Brazil cops get away with murder - literally

A United Nations envoy investigating extrajudicial killings in Brazil has said the country's police often get away with murder.

    Human rights groups say police executions are common

    Asma Jahangir made the comments during a fact-finding mission in Brazil on Tuesday, where human rights activists say summary executions by police are commonplace.

    "I can say with great sadness that I find a number of cases

    where police have been alleged to have committed extrajudicial

    killings and there is overwhelming evidence that that could

    have happened," Jahangir, the UN Special Rapporteur on

    Executions, said.

    "I can also say that in these cases I find strong

    indications that the police get away with murder, literally

    with murder."

    On Saturday, a 24-year-old man was gunned down in the

    northeastern state of Paraiba just days after he met with

    Jahangir.

    Death squad

    The victim was believed to have had information that
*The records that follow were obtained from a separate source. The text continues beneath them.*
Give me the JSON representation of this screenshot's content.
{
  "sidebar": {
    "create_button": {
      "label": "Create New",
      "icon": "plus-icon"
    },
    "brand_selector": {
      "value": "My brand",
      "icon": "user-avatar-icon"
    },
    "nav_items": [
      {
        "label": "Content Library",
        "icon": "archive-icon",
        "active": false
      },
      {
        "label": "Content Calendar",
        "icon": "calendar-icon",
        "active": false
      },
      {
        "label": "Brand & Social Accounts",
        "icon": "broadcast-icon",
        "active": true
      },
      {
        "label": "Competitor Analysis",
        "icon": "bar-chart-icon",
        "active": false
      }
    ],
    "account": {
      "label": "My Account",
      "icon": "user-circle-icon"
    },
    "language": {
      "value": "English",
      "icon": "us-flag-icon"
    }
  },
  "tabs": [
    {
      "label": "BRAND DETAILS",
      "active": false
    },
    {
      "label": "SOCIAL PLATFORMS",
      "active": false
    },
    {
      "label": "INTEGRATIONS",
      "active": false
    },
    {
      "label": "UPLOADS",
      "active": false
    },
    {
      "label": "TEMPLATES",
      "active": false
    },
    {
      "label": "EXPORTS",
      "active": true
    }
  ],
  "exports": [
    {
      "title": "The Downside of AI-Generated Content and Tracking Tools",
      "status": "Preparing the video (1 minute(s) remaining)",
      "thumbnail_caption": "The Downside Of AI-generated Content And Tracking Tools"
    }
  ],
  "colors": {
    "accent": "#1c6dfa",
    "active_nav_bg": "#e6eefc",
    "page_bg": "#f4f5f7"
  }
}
    could identify members of a death squad operating in the area.

    "

    I find strong

    indications that the police get away with murder, literally

    with murder"

     

    Asma Jahangir,
    UN special rapporteur on Executions
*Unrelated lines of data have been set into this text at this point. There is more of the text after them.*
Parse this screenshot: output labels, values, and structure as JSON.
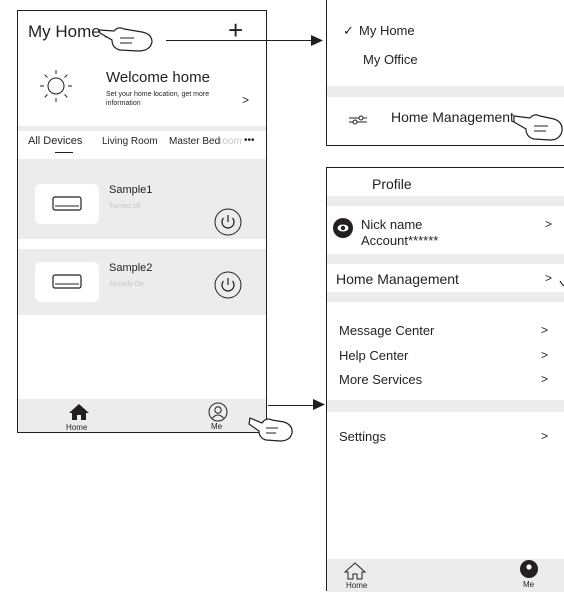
{
  "home_screen": {
    "title": "My Home",
    "add_label": "+",
    "welcome_title": "Welcome home",
    "welcome_desc_1": "Set your home location, get more",
    "welcome_desc_2": "information",
    "welcome_chevron": ">",
    "tabs": [
      "All Devices",
      "Living Room",
      "Master Bed",
      "room",
      "•••"
    ],
    "devices": [
      {
        "name": "Sample1",
        "status": "Turned off"
      },
      {
        "name": "Sample2",
        "status": "Already On"
      }
    ],
    "nav": {
      "home": "Home",
      "me": "Me"
    }
  },
  "home_dropdown": {
    "items": [
      {
        "label": "My Home",
        "checked": true
      },
      {
        "label": "My  Office",
        "checked": false
      }
    ],
    "check_glyph": "✓",
    "management_label": "Home Management"
  },
  "profile_screen": {
    "title": "Profile",
    "nickname": "Nick name",
    "account": "Account******",
    "home_management": "Home Management",
    "chevron": ">",
    "menu": [
      "Message Center",
      "Help Center",
      "More Services"
    ],
    "settings": "Settings",
    "nav": {
      "home": "Home",
      "me": "Me"
    }
  },
  "colors": {
    "line": "#231f20",
    "band": "#ececec",
    "faded": "#c8c8c8"
  }
}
    The UN envoy is scheduled to meet government and police

    officials in six states and the Federal District of Brasilia,

    as well as with human rights groups and relatives of death

    squad victims.

    Jahangir's visit follows the release of a damning human

    rights report that denounced widespread abuses and corruption

    by Brazilian police forces.

    The report by the Global Justice Centre and the Centre for

    Afro-Brazilian Studies

    documents the execution of 335 people in 24 of the country's 27

    states since 1997.

    It said authorities failed to take any

    action to bring the perpetrators to justice in 202 of those

    cases.

    SOURCE: Agencies


    YOU MIGHT ALSO LIKE

    Meet the deported nurse aiding asylum seekers at US-Mexico border

    Meet the deported nurse helping refugees at the border

    Francisco 'Panchito' Olachea drives a beat-up ambulance around Nogales, taking care of those trying to get to the US.

    The rise of Pakistan's 'burger' generation

    The rise of Pakistan's 'burger' generation

    How a homegrown burger joint pioneered a food revolution and decades later gave a young, politicised class its identity.

    'We will cut your throats': The anatomy of Greece's lynch mobs

    The brutality of Greece's racist lynch mobs

    With anti-migrant violence hitting a fever pitch, victims ask why Greek authorities have carried out so few arrests.